One of the best tips for personal defense up close is to create room between you and the bad guy. If possible, practice aiming and firing your weapon as you step backward or to the side. Try to envision your target with a reach at least as great as your own, and try get clear of the danger zone before you level your pistol. Many forms of self-defense teach that, when you’re unarmed and your attacker is holding a weapon, the best strategy is to try to slap and grab the barrel of the weapon, twisting it out of their hands. Don’t open yourself up for a counterattack, make as much room between yourself and your assailant as possible, and keep in mind that they may have a few tricks of their own.
Positioning Your Weapon
Whether you’re using an AR-15 or a pistol, practice handling your weapon in the retention position. That is, with your gun held close to your side and just above the hip. With a pistol the retention position is typically a one-handed stance, but with a carbine or rifle you’ll want to hold your off-hand further up the barrel than usual. A pistol-grip or extendable stock can make a carbine much easier to handle in close quarters, in part because it makes it easier and faster to fall-back into the retention position.

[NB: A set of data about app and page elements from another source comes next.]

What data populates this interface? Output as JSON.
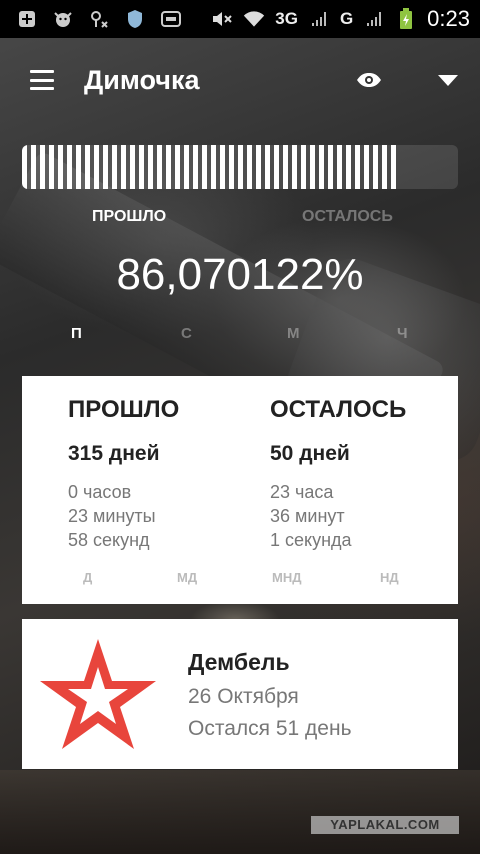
{
  "status_bar": {
    "network_1": "3G",
    "network_2": "G",
    "time": "0:23",
    "icons": [
      "add-box-icon",
      "cow-icon",
      "location-icon",
      "shield-icon",
      "card-icon",
      "mute-icon",
      "wifi-icon",
      "signal-icon",
      "signal-icon",
      "battery-charging-icon"
    ]
  },
  "toolbar": {
    "title": "Димочка",
    "icons": [
      "menu-icon",
      "eye-icon",
      "dropdown-icon"
    ]
  },
  "progress": {
    "fraction": 0.8607,
    "tab_passed": "ПРОШЛО",
    "tab_left": "ОСТАЛОСЬ",
    "percent_text": "86,070122%",
    "units": [
      "П",
      "С",
      "М",
      "Ч"
    ]
  },
  "stats": {
    "passed": {
      "heading": "ПРОШЛО",
      "days": "315 дней",
      "hours": "0 часов",
      "minutes": "23 минуты",
      "seconds": "58 секунд"
    },
    "remaining": {
      "heading": "ОСТАЛОСЬ",
      "days": "50 дней",
      "hours": "23 часа",
      "minutes": "36 минут",
      "seconds": "1 секунда"
    },
    "units": [
      "Д",
      "МД",
      "МНД",
      "НД"
    ]
  },
  "event": {
    "title": "Дембель",
    "date": "26 Октября",
    "left": "Остался 51 день",
    "star_color": "#e8453c"
  },
  "watermark": "YAPLAKAL.COM"
}
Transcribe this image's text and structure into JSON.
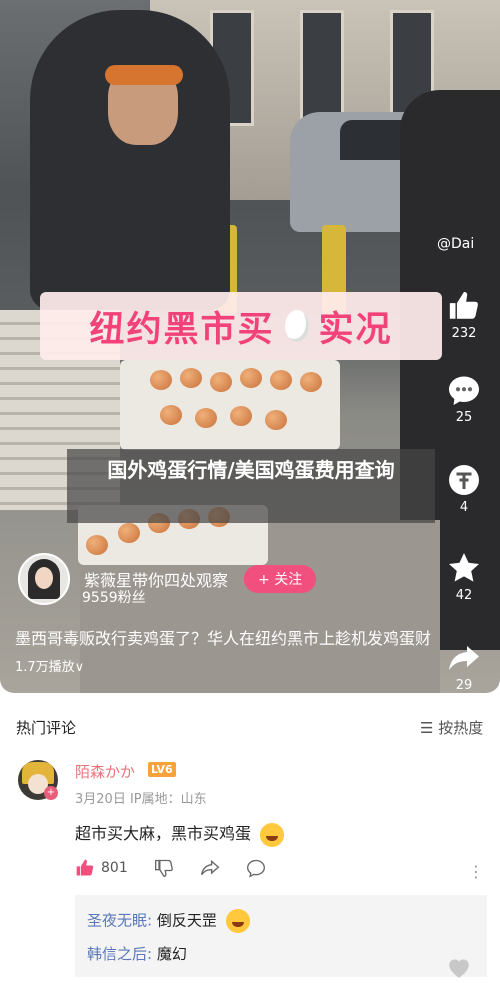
{
  "video": {
    "banner_left": "纽约黑市买",
    "banner_right": "实况",
    "overlay_title": "国外鸡蛋行情/美国鸡蛋费用查询",
    "watermark": "@Dai",
    "author_name": "紫薇星带你四处观察",
    "follow_label": "+ 关注",
    "fans": "9559粉丝",
    "description": "墨西哥毒贩改行卖鸡蛋了？华人在纽约黑市上趁机发鸡蛋财",
    "plays": "1.7万播放∨"
  },
  "rail": {
    "likes": "232",
    "comments": "25",
    "coins": "4",
    "favorites": "42",
    "shares": "29"
  },
  "comments_section": {
    "hot_label": "热门评论",
    "sort_label": "按热度",
    "comment": {
      "user": "陌森かか",
      "level": "LV6",
      "meta": "3月20日 IP属地：山东",
      "text": "超市买大麻，黑市买鸡蛋",
      "likes": "801"
    },
    "replies": [
      {
        "name": "圣夜无眠:",
        "text": "倒反天罡"
      },
      {
        "name": "韩信之后:",
        "text": "魔幻"
      }
    ]
  },
  "colors": {
    "accent_pink": "#f14f7d",
    "username": "#e8747b",
    "reply_name": "#5b78b8"
  },
  "icons": [
    "thumb-up-icon",
    "comment-icon",
    "coin-icon",
    "star-icon",
    "share-icon",
    "heart-icon",
    "sort-icon",
    "thumb-down-icon",
    "forward-icon",
    "reply-icon",
    "more-icon"
  ]
}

Firing from the retention position is absolutely possible, but it does take quite a bit of practice. Your accuracy is sure to suffer, and without a fair amount of drilling even pulling the trigger will feel awkward. If you’re going to practice firing from the retention position do it dry at first, since it can be easy to graze your side or tangle your weapon in your clothing when you first start. If you’ve never practiced firing from the retention position then you should only attempt it as a last resort.
Responding To A Jam
Taking the time to clear a jam in a close-range self-defense situation is the surest way to make you end up the loser — whether it’s your wallet or your life. The safest course of action when a weapon jams is to discard it and draw another if possible. With your adrenaline pumping and every second crucial, a jammed weapon is no better than an unloaded one.
If you aren’t carrying a holdout, and your life is in danger, consider reversing your weapon and using it to pistol-whip your attacker. If you happen to have a carbine or rifle instead of a pistol and you face a jam, use the butt of the gun to pummel your opponent’s head, neck, and chest. Don’t hold back, since the situation has already escalated to deadly force there’s no room for hesitation.